A centralized programming language is a declarative, data centric programming language designed in 2000 to allow a team of programmers to process large data across a high performance computing cluster without the programmer being involved in many of the lower level, imperative decisions.  
ECL was originally designed and developed in 2000 by David Bayliss as an in-house productivity tool within Seisint Inc. and was considered to be a ‘secret weapon’ that allowed to gain market share in its data business. Equifax had an SQL-based process for predicting who would go to the next 30 days, but it took 26 days to run the data. The first ECL implementation solved the same problem in 6 minutes. The technology was cited as a driving force behind the acquisition of Seisint by LexisNexis and then again as a major source of synergies when LexisNexis Acquired ChoicePoint Inc. 
ECL, at least in its purest form, is a declarative, data centric language. Programs, in the strict sense, do not exist. Rather an ECL application will specify a number of core datasets (or data values) and then the operations that are to be performed on those values.
ECL is a succinct solution to problems and sensitive defaults. The “Hello World” program is characteristically short:
Perhaps a more flavorful example would take a list of strings, put them in order, and then return.
// Datasets can also be binary, CSV, XML, or externally defined structures D : = DATASET ([ 'ECL' , 'Declarative' , 'Data ' , ' Centric ' , ' Programming ' , ' Language ' ], STRING Value ;); SD : = SORT ( D , Value ); output ( SD )
The statements contain a
:=definition of ECL as attribute definitions. They do not denote an action; rather a definition of a term.
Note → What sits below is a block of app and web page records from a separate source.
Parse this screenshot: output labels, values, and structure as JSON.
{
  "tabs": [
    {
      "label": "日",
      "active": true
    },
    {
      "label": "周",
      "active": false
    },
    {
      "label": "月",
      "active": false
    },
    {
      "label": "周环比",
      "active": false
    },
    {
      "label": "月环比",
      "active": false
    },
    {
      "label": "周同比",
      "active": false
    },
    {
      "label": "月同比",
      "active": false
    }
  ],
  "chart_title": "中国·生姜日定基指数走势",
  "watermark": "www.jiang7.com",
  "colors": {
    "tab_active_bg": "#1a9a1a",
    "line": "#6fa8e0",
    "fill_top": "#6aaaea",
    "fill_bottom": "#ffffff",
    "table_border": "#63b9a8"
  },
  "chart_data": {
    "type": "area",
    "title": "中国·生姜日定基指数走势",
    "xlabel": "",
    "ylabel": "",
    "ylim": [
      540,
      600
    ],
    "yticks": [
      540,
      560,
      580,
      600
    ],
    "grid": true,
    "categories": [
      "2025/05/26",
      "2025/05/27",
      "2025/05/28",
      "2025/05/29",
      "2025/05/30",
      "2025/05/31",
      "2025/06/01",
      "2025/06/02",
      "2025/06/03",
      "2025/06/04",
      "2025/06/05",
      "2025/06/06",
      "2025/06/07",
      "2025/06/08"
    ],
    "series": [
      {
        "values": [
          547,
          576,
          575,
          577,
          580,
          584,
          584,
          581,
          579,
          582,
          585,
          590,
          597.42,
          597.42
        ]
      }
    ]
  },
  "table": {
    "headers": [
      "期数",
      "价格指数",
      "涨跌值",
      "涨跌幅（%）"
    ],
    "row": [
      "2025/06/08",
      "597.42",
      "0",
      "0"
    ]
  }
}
Thus, logically, an ECL program can be read: “bottom to top”
What is an SD?
SD : = SORT ( D , Value );
SD is a Dedicated by ‘Value’
What is a D?
D : = DATASET ([ 'ECL' , 'Declarative' , 'Data' , 'Centric' , 'Programming' , 'Language' ], STRING Value ;);
D is a dataset with one column labeled ‘Value’ and containing the following list of data.
ECL primitives that act upon datasets include: SORT, ROLLUP, DEDUP, ITERATE, PROJECT, JOIN, NORMALIZE, DENORMALIZE, PARSE, CHOSEN, ENTH, TOPN, DISTRIBUTE
Whilst ECL is terse and LexisNexis claims that 1 line of ECL is roughly equivalent to 120 lines of C ++ it is significant support for large scale programming encapsulation and code re-use. The constructs available include: MODULE, FUNCTION, FUNCTIONMACRO, INTERFACE, MACRO, EXPORT, SHARED
Support for Parallelism in ECL
In the HPCC implementation, by default, most ECL constructs will be executed in parallel across the hardware being used. Many of the primitives also have a LOCAL option to specify that the operation is to occur locally on each node.
Comparison to Map-Reduce
The Hadoop Map-Reduce paradigm actually consists of three phases that correlate to ECL primitives as follows.
|Hadoop Name / Term||ECL equivalent||Comments|
|MAPing within the MAPper||PROJECT / TRANSFORM||Takes a record and converts to a different format; in the Hadoop the conversion is in a key-value pair|
|SHUFFLE (Phase 1)||DISTRIBUTE (, HASH (KeyValue))||The records from the map are distributed depending on the KEY value|
|SHUFFLE (Phase 2)||SORT (, LOCAL)||KEY order|
|REDUCE||ROLLUP (, Key, LOCAL)||The records for a particular KEY value are now combined|
- Jump up^ A Guide to ECL, Lexis-Nexis.
- Jump up^ “Evaluating the use of data flow systems for large graph analysis,” by A. Yoo, and I. Kaplan. Proceedings of the 2nd Workshop on Many-Computing on Grids and Supercomputers, MTAGS, 2009
- Jump up^ Acquisition of Seisint